:: Problem ::
If a line in the listing below has the string "remaining", copy it out.

:: Dataset excerpts ::
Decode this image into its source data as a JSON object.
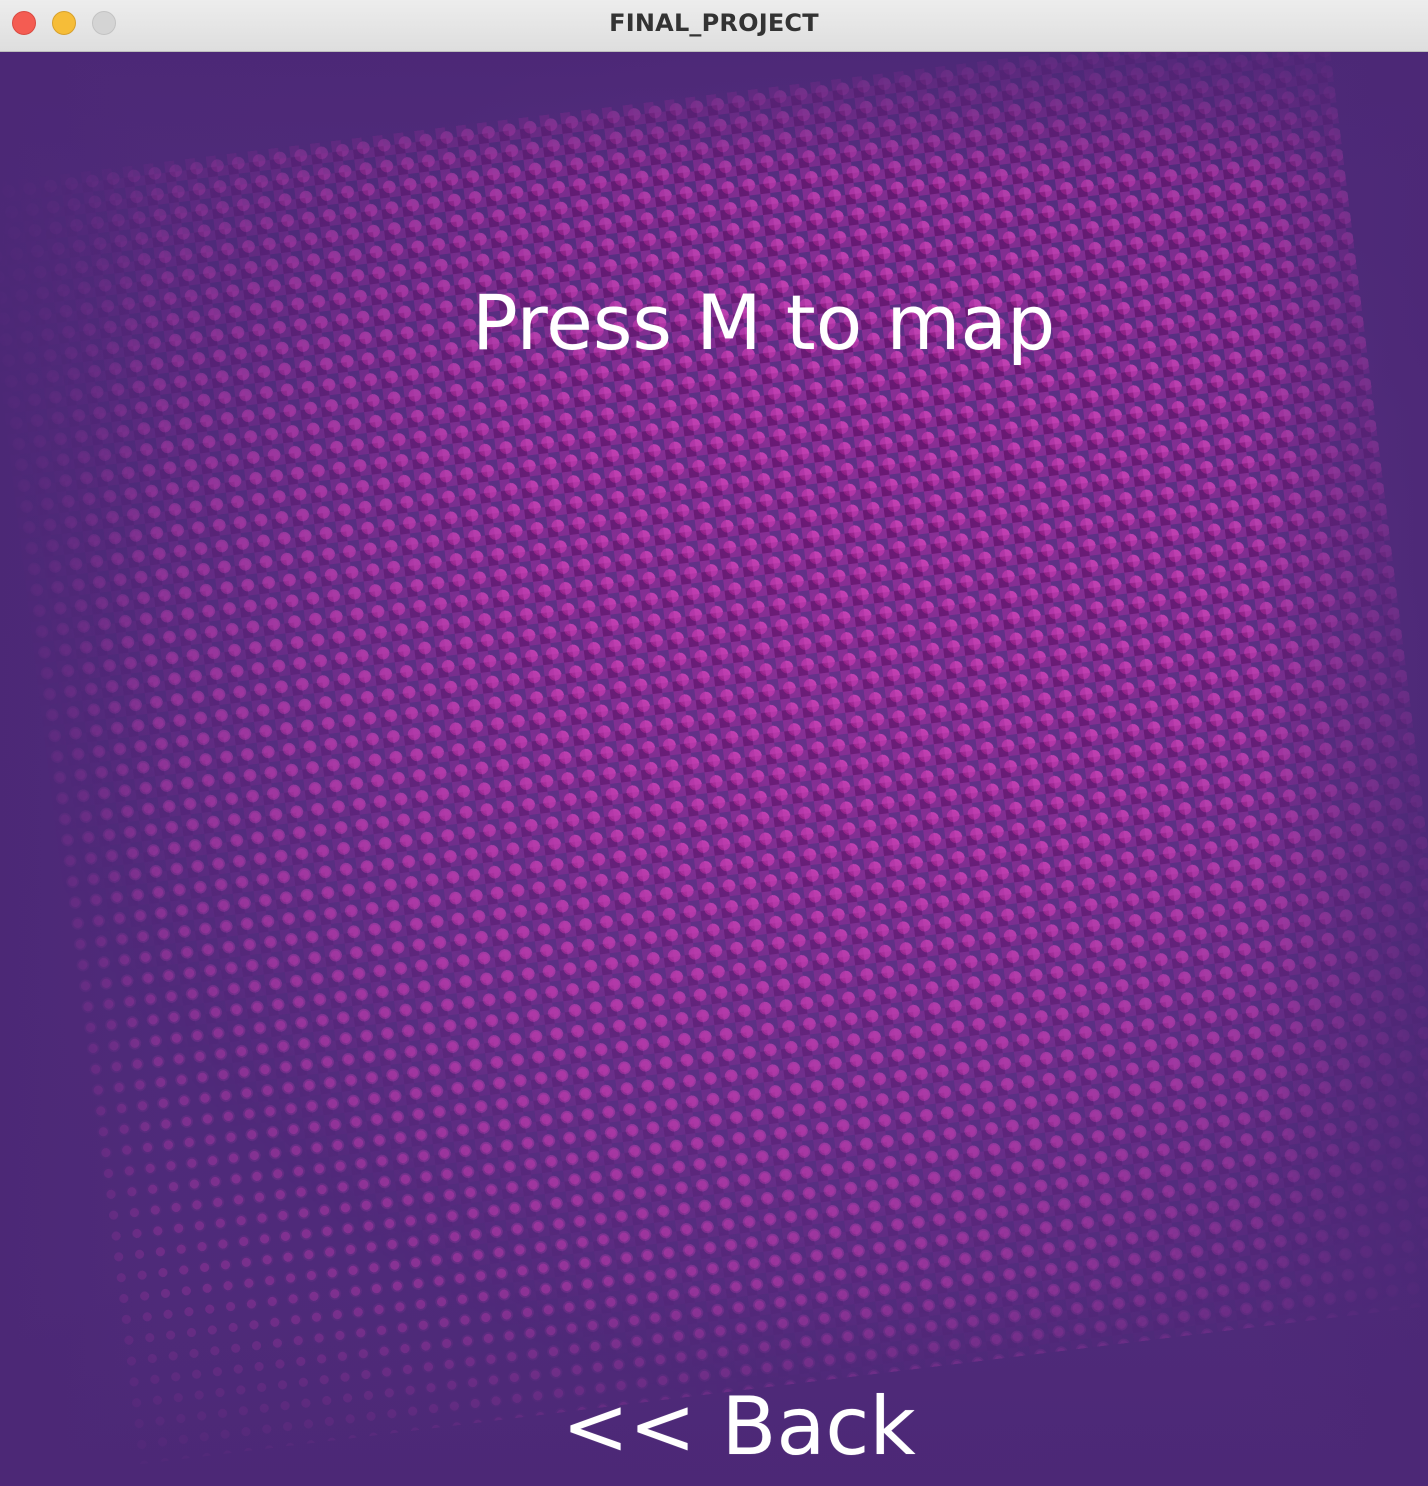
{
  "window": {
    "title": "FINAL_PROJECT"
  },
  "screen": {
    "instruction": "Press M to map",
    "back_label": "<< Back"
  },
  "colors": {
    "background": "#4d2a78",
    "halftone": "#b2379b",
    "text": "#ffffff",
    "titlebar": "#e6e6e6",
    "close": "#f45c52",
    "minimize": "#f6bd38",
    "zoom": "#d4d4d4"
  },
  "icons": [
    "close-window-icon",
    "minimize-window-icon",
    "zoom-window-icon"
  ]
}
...
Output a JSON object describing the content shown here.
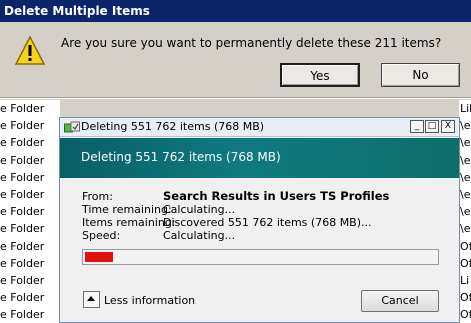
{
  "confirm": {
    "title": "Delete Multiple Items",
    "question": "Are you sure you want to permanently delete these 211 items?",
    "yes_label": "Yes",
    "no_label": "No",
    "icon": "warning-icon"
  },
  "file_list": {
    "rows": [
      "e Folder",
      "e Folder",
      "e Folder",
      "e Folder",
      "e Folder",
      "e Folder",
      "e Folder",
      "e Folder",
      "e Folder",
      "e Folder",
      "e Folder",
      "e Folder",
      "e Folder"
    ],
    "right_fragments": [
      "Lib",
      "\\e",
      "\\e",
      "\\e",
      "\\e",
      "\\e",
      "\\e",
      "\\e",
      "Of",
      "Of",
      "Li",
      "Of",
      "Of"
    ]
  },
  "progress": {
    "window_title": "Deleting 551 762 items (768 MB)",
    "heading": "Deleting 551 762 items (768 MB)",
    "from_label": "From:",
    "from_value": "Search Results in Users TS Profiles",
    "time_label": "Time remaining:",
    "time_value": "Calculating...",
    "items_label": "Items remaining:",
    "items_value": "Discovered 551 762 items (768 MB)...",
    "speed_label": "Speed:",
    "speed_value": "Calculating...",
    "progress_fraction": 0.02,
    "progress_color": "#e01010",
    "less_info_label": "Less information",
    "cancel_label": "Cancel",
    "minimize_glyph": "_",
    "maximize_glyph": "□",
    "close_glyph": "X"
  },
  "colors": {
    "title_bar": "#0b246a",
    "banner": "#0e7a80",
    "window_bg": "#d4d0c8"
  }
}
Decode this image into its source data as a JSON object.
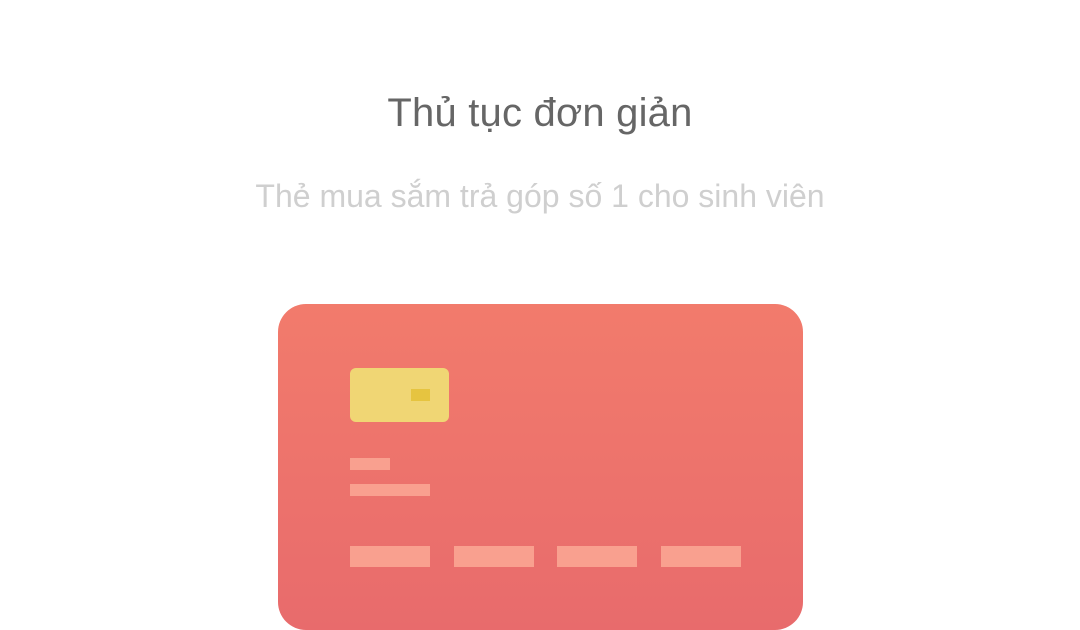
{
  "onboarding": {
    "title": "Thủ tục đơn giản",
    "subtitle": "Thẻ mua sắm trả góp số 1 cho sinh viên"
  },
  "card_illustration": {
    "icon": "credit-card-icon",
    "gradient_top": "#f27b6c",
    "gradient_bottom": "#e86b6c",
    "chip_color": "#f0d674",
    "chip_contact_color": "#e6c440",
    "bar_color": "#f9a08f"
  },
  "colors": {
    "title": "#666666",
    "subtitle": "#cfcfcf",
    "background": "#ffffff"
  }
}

:: Exercise response ::
    "time_label": "Time remaining:",
    "items_label": "Items remaining:",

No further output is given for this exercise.